=== Begin Enclosure ===

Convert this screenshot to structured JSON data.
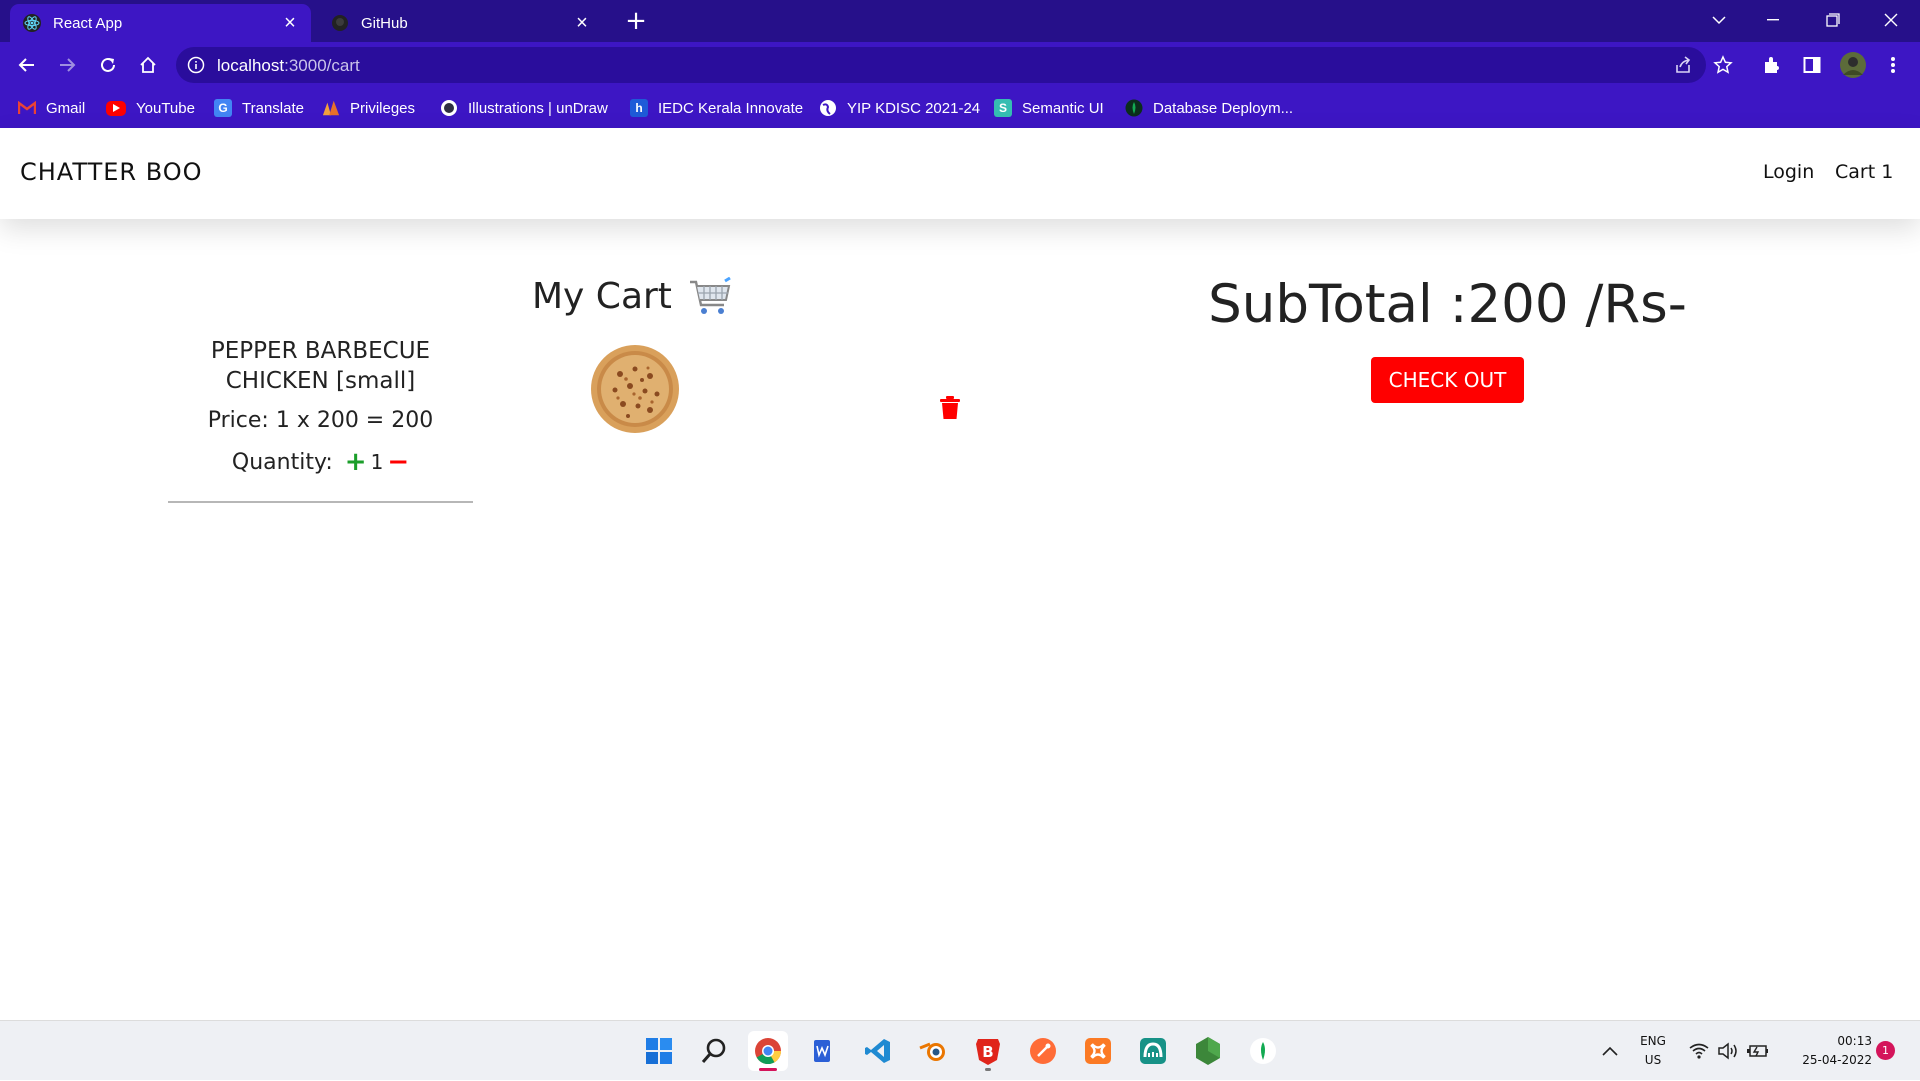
{
  "browser": {
    "tabs": [
      {
        "title": "React App",
        "icon": "react-icon",
        "active": true
      },
      {
        "title": "GitHub",
        "icon": "github-icon",
        "active": false
      }
    ],
    "url_host": "localhost",
    "url_path": ":3000/cart",
    "bookmarks": [
      {
        "label": "Gmail",
        "icon": "gmail-icon"
      },
      {
        "label": "YouTube",
        "icon": "youtube-icon"
      },
      {
        "label": "Translate",
        "icon": "translate-icon"
      },
      {
        "label": "Privileges",
        "icon": "privileges-icon"
      },
      {
        "label": "Illustrations | unDraw",
        "icon": "undraw-icon"
      },
      {
        "label": "IEDC Kerala Innovate",
        "icon": "iedc-icon"
      },
      {
        "label": "YIP KDISC 2021-24",
        "icon": "globe-icon"
      },
      {
        "label": "Semantic UI",
        "icon": "semantic-ui-icon"
      },
      {
        "label": "Database Deploym...",
        "icon": "mongodb-icon"
      }
    ],
    "colors": {
      "chrome": "#3d16c4",
      "tabstrip": "#26108a"
    }
  },
  "navbar": {
    "brand": "CHATTER BOO",
    "login": "Login",
    "cart": "Cart 1"
  },
  "cart": {
    "title": "My Cart",
    "items": [
      {
        "name": "PEPPER BARBECUE CHICKEN [small]",
        "price_line": "Price: 1 x 200 = 200",
        "quantity_label": "Quantity:",
        "quantity": "1"
      }
    ],
    "subtotal": "SubTotal :200 /Rs-",
    "checkout": "CHECK OUT",
    "accent": "#ff0000"
  },
  "taskbar": {
    "apps": [
      "windows-start-icon",
      "search-icon",
      "chrome-icon",
      "wps-icon",
      "vscode-icon",
      "blender-icon",
      "brave-icon",
      "postman-icon",
      "xampp-icon",
      "gitkraken-icon",
      "nodejs-icon",
      "mongodb-compass-icon"
    ],
    "lang_line1": "ENG",
    "lang_line2": "US",
    "time": "00:13",
    "date": "25-04-2022",
    "notifications": "1"
  }
}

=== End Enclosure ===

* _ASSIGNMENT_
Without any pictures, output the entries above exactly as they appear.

* _ANSWER FOR THE TASK_
Convert this screenshot to structured JSON data.
{
  "browser": {
    "tabs": [
      {
        "title": "React App",
        "icon": "react-icon",
        "active": true
      },
      {
        "title": "GitHub",
        "icon": "github-icon",
        "active": false
      }
    ],
    "url_host": "localhost",
    "url_path": ":3000/cart",
    "bookmarks": [
      {
        "label": "Gmail",
        "icon": "gmail-icon"
      },
      {
        "label": "YouTube",
        "icon": "youtube-icon"
      },
      {
        "label": "Translate",
        "icon": "translate-icon"
      },
      {
        "label": "Privileges",
        "icon": "privileges-icon"
      },
      {
        "label": "Illustrations | unDraw",
        "icon": "undraw-icon"
      },
      {
        "label": "IEDC Kerala Innovate",
        "icon": "iedc-icon"
      },
      {
        "label": "YIP KDISC 2021-24",
        "icon": "globe-icon"
      },
      {
        "label": "Semantic UI",
        "icon": "semantic-ui-icon"
      },
      {
        "label": "Database Deploym...",
        "icon": "mongodb-icon"
      }
    ],
    "colors": {
      "chrome": "#3d16c4",
      "tabstrip": "#26108a"
    }
  },
  "navbar": {
    "brand": "CHATTER BOO",
    "login": "Login",
    "cart": "Cart 1"
  },
  "cart": {
    "title": "My Cart",
    "items": [
      {
        "name": "PEPPER BARBECUE CHICKEN [small]",
        "price_line": "Price: 1 x 200 = 200",
        "quantity_label": "Quantity:",
        "quantity": "1"
      }
    ],
    "subtotal": "SubTotal :200 /Rs-",
    "checkout": "CHECK OUT",
    "accent": "#ff0000"
  },
  "taskbar": {
    "apps": [
      "windows-start-icon",
      "search-icon",
      "chrome-icon",
      "wps-icon",
      "vscode-icon",
      "blender-icon",
      "brave-icon",
      "postman-icon",
      "xampp-icon",
      "gitkraken-icon",
      "nodejs-icon",
      "mongodb-compass-icon"
    ],
    "lang_line1": "ENG",
    "lang_line2": "US",
    "time": "00:13",
    "date": "25-04-2022",
    "notifications": "1"
  }
}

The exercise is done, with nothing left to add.